    There is a certain expansion potential for small hydroelectric plants, in particular through modernisation and reactivation of existing plants or in some cases through the construction of new transverse structures which become economically viable due to the Renewable Energy Sources Act (EEG). In this context nature protection and water ecology issues must be taken into account. These plants are either stand-alone operations or grid-connected. Technically they are either pumped storage plants or run-of-river plants; due to smaller fall heads and water volumes their power output is lower.

    Standard investment in the construction of new smaller hydroelectric power stations with a capacity range of 100 to 1,000 kW varies between 4,000 and 6,000 €/kW. Electricity production costs are between 10 and 23 cent/kWh in the case of standard capacity utilisation of 3,000 to 5,000 full load hours per year. Construction costs for hydroelectric power stations are linked to the installed capacity. However, they are also influenced by the water level difference, other on-site conditions and in particular ecological measures that may be needed.
  • Storage power stations

    Storage power stations use the high gradient and the storage capacity of reservoirs and mountain lakes for electricity generation. In barrage power plants turbines are located at the foot of the dam wall. In pumped mountain power stations delivery mains connect a high-altitude lake with a hydroelectric power station in a valley. Pumped storage plants can be used to meet base load requirements or to cover peak operation requirements.

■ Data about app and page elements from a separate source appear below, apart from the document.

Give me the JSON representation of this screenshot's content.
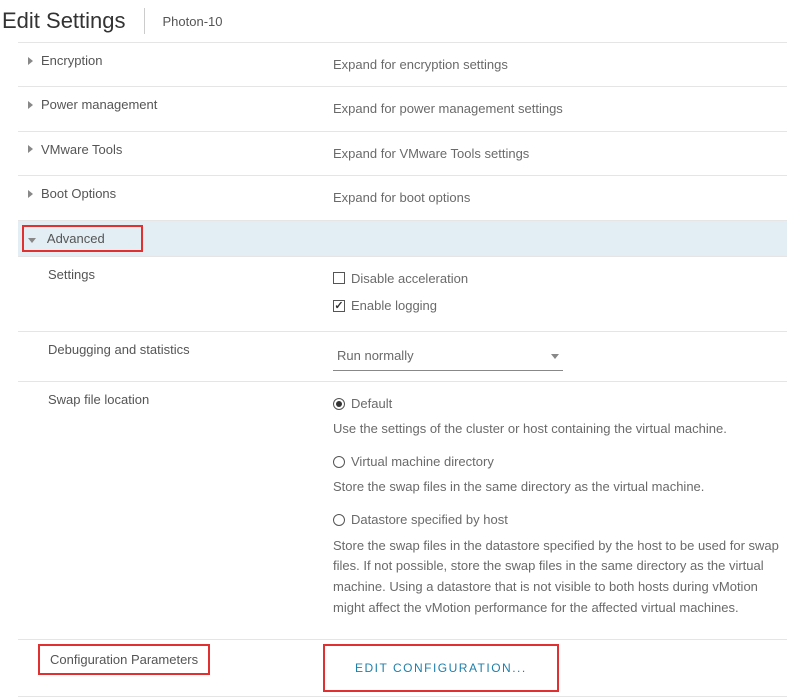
{
  "header": {
    "title": "Edit Settings",
    "context": "Photon-10"
  },
  "rows": {
    "encryption": {
      "label": "Encryption",
      "value": "Expand for encryption settings"
    },
    "power": {
      "label": "Power management",
      "value": "Expand for power management settings"
    },
    "vmtools": {
      "label": "VMware Tools",
      "value": "Expand for VMware Tools settings"
    },
    "boot": {
      "label": "Boot Options",
      "value": "Expand for boot options"
    },
    "advanced": {
      "label": "Advanced"
    },
    "settings": {
      "label": "Settings",
      "disable_accel": "Disable acceleration",
      "enable_logging": "Enable logging"
    },
    "debug": {
      "label": "Debugging and statistics",
      "value": "Run normally"
    },
    "swap": {
      "label": "Swap file location",
      "opts": {
        "default": {
          "label": "Default",
          "desc": "Use the settings of the cluster or host containing the virtual machine."
        },
        "vmdir": {
          "label": "Virtual machine directory",
          "desc": "Store the swap files in the same directory as the virtual machine."
        },
        "dshost": {
          "label": "Datastore specified by host",
          "desc": "Store the swap files in the datastore specified by the host to be used for swap files. If not possible, store the swap files in the same directory as the virtual machine. Using a datastore that is not visible to both hosts during vMotion might affect the vMotion performance for the affected virtual machines."
        }
      }
    },
    "configparams": {
      "label": "Configuration Parameters",
      "button": "EDIT CONFIGURATION..."
    }
  }
}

    Pumped storage plants use water pumped up from a valley rather than natural water reserves. Electricity generated at times of low demand may thus be stored for an interim period as potential water energy and be released again in peak hours via a turbine.

  • Run-of-river plants
    Run-of-river plants use the current of a river or a canal for electricity generation. A low fall head and relatively large water volumes which fluctuate considerably with the seasons are a typical feature. For economic reasons these stations are often built alongside locks.


Many German companies specialised in such power stations are also very active abroad. Equally, companies from Austria, Switzerland, France, the Czech Republic and Poland are active on the German market. It is therefore difficult to estimate job impacts. Latest estimates show that in Germany in 2007 approx. 9,400 people were employed in the hydropower sector which generated a total turnover of €1.23 billion.

Wassertropfen (Foto: H.-G. Oed)

Further Information:

Legislation on hydropower